From March to March: The Miners’ Strike of 1984 – 1985

Rab Amos

In this essay

Rab Amos was an active participant of the Strike in 1984/85. Here he addresses the dispute from the Lothian miners’ perspective, and provides an overview of the manoeuvrings of the participants. By 1984, all the East Lothian mines had closed. Nonetheless, the sizeable population of miners, most of who lived at the western end of the county, travelled to their work at both Monktonhall and Bilston Glen Collieries. As they, and their families, made a stand for their jobs, so began a year of trauma.

In the 1990s, the UK-wide destruction of the mining industry prompted a re-examination of the 1984/85 strike. Lothian miners organised a social get-together in Mayfield Labour Club to commemorate its 10th anniversary, at which the main speakers were Mick McGahey, former Vice President of the NUM and Arthur Scargill, the National President of the NUM.

Mick McGahey addressed the audience by answering a question that has been posed many times: ‘Did the miners have an alternative? The answer is “yes”: they could have capitulated and accepted the McGregor pit closure programme. Instead, to their credit, they chose to fight’.

Arthur Scargill outlined the features that caused the miners to fail in achieving the decisive victory they deserved. These included the role of the media, state security, the pit deputies reneging on strike action in September 1984, the Labour Party Leader’s (Neil Kinnock) failure to fully support the strike as well as his failure to use his office to call out the Nottinghamshire miners, and finally, the failure of the TUC to fully support the strike.

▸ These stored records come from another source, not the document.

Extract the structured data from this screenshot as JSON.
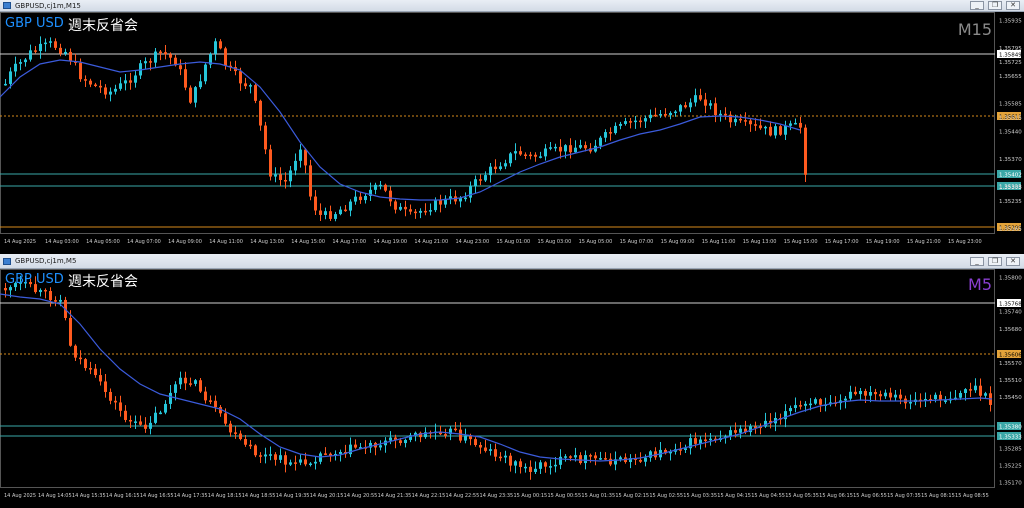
{
  "windows": [
    {
      "title": "GBPUSD,cj1m,M15",
      "symbol": "GBP USD",
      "subtitle": "週末反省会",
      "timeframe": "M15",
      "timeframe_color": "#8a8a8a",
      "price_labels": [
        "1.35935",
        "1.35849",
        "1.35795",
        "1.35725",
        "1.35655",
        "1.35611",
        "1.35585",
        "1.35515",
        "1.35440",
        "1.35402",
        "1.35370",
        "1.35333",
        "1.35305",
        "1.35235",
        "1.35209",
        "1.35165"
      ],
      "time_labels": [
        "14 Aug 2025",
        "14 Aug 03:00",
        "14 Aug 05:00",
        "14 Aug 07:00",
        "14 Aug 09:00",
        "14 Aug 11:00",
        "14 Aug 13:00",
        "14 Aug 15:00",
        "14 Aug 17:00",
        "14 Aug 19:00",
        "14 Aug 21:00",
        "14 Aug 23:00",
        "15 Aug 01:00",
        "15 Aug 03:00",
        "15 Aug 05:00",
        "15 Aug 07:00",
        "15 Aug 09:00",
        "15 Aug 11:00",
        "15 Aug 13:00",
        "15 Aug 15:00",
        "15 Aug 17:00",
        "15 Aug 19:00",
        "15 Aug 21:00",
        "15 Aug 23:00"
      ]
    },
    {
      "title": "GBPUSD,cj1m,M5",
      "symbol": "GBP USD",
      "subtitle": "週末反省会",
      "timeframe": "M5",
      "timeframe_color": "#8a3fd1",
      "price_labels": [
        "1.35800",
        "1.35768",
        "1.35740",
        "1.35680",
        "1.35606",
        "1.35570",
        "1.35510",
        "1.35450",
        "1.35380",
        "1.35333",
        "1.35285",
        "1.35225",
        "1.35170"
      ],
      "time_labels": [
        "14 Aug 2025",
        "14 Aug 14:05",
        "14 Aug 15:35",
        "14 Aug 16:15",
        "14 Aug 16:55",
        "14 Aug 17:35",
        "14 Aug 18:15",
        "14 Aug 18:55",
        "14 Aug 19:35",
        "14 Aug 20:15",
        "14 Aug 20:55",
        "14 Aug 21:35",
        "14 Aug 22:15",
        "14 Aug 22:55",
        "14 Aug 23:35",
        "15 Aug 00:15",
        "15 Aug 00:55",
        "15 Aug 01:35",
        "15 Aug 02:15",
        "15 Aug 02:55",
        "15 Aug 03:35",
        "15 Aug 04:15",
        "15 Aug 04:55",
        "15 Aug 05:35",
        "15 Aug 06:15",
        "15 Aug 06:55",
        "15 Aug 07:35",
        "15 Aug 08:15",
        "15 Aug 08:55"
      ]
    }
  ],
  "colors": {
    "bull": "#26c6da",
    "bear": "#ff5a1f",
    "ma": "#3b5bdb"
  }
}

On the other hand, Lord Marshall , Chair of the Central Electricity Generating Board (CEGB) 1982-89, in an interview in 1994 described the strike as ‘absolutely exhilarating – a war, a just war, a proper war, very exciting, much more exciting than everyday life’.

It is important to appreciate the problems that the miners faced after they had made their choice and entered the war. Why, given the unity of 1972-74, within ten years were the miners faced with divisions and splits?

United in Successful Struggle

In the mid 1960s, the National Union of Mineworkers (NUM), under the leadership of Will Paynter, had unified British miners through the introduction of the Power Loading Agreement; this provided parity of wages for all face workers. Uniquely, miners in high earning areas had accepted a five-year standstill on earnings, until earnings elsewhere caught up.

So, by the early 1970s, many miners had not had a pay rise in five years. At about the same time, Left-wing activists had targeted and won over the Right-wing area of Yorkshire (Allen, 1980 pp137-140); this meant that the organised Left were playing a dominant role within Yorkshire as well as in their historic stamping grounds of South Wales, Kent and Scotland. These factors created unity among miners, and the successful prosecution of the 1972-74 strikes. The industry was united by wages, the Union was united and leading successful struggles, and the Left dominated within major areas of the British coalfield. From this point on, conditions were created which undermined that unity.